* Provided information:
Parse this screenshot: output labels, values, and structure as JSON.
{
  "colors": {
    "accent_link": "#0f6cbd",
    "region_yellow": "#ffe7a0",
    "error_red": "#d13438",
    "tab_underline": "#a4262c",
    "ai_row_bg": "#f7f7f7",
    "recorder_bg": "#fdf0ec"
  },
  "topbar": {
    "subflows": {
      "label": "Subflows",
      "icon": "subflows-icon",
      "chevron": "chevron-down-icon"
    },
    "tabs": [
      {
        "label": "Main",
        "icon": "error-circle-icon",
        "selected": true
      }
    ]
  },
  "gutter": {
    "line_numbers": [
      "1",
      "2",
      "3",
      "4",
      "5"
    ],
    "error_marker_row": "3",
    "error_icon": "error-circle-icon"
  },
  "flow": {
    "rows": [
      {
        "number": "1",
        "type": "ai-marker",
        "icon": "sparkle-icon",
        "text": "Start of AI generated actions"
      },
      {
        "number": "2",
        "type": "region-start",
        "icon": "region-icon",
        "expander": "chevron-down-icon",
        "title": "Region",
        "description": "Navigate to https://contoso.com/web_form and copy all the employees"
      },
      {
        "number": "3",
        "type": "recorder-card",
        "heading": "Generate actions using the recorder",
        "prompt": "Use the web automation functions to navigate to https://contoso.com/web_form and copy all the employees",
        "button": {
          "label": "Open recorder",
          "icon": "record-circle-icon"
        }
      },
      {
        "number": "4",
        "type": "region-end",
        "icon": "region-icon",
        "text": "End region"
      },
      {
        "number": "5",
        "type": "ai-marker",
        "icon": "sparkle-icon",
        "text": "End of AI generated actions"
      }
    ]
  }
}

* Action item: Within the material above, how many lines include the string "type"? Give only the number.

* Response: 5